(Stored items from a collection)

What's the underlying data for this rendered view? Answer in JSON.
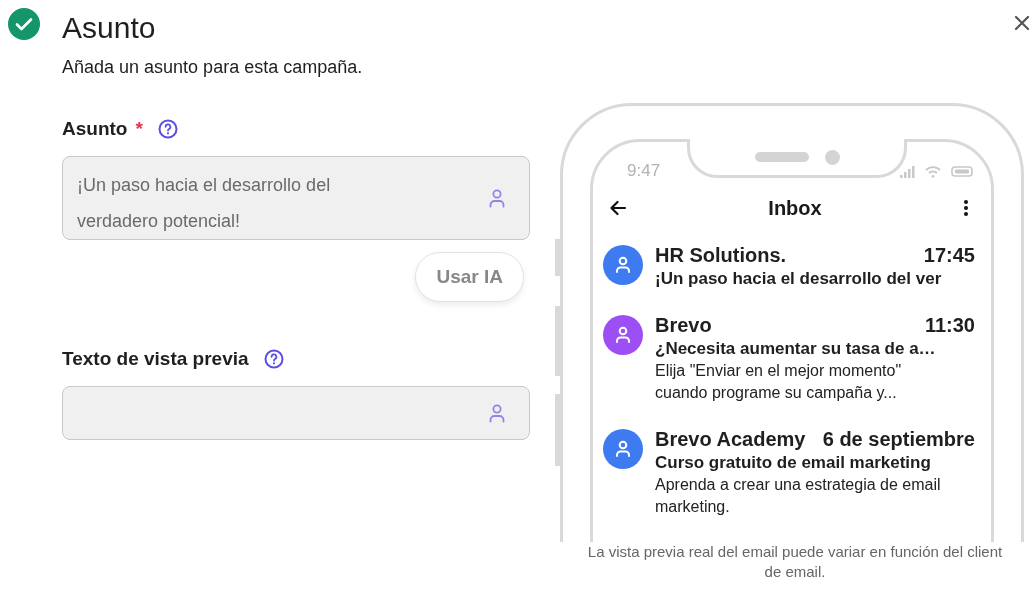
{
  "header": {
    "title": "Asunto",
    "subtitle": "Añada un asunto para esta campaña.",
    "completed": true
  },
  "fields": [
    {
      "label": "Asunto",
      "required_mark": "*",
      "value": "¡Un paso hacia el desarrollo del verdadero potencial!",
      "action": "Usar IA"
    },
    {
      "label": "Texto de vista previa"
    }
  ],
  "phone": {
    "time": "9:47",
    "title": "Inbox",
    "emails": [
      {
        "sender": "HR Solutions.",
        "time": "17:45",
        "subject": "¡Un paso hacia el desarrollo del ver",
        "color": "#3f7bf0"
      },
      {
        "sender": "Brevo",
        "time": "11:30",
        "subject": "¿Necesita aumentar su tasa de a…",
        "body": "Elija \"Enviar en el mejor momento\" cuando programe su campaña y...",
        "color": "#9b4ff5"
      },
      {
        "sender": "Brevo Academy",
        "time": "6 de septiembre",
        "subject": "Curso gratuito de email marketing",
        "body": "Aprenda a crear una estrategia de email marketing.",
        "color": "#3f7bf0"
      }
    ]
  },
  "caption_lines": [
    "La vista previa real del email puede variar en función del client",
    "de email."
  ]
}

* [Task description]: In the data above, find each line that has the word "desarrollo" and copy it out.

* [Output for this exercise]:
      "value": "¡Un paso hacia el desarrollo del verdadero potencial!",
        "subject": "¡Un paso hacia el desarrollo del ver",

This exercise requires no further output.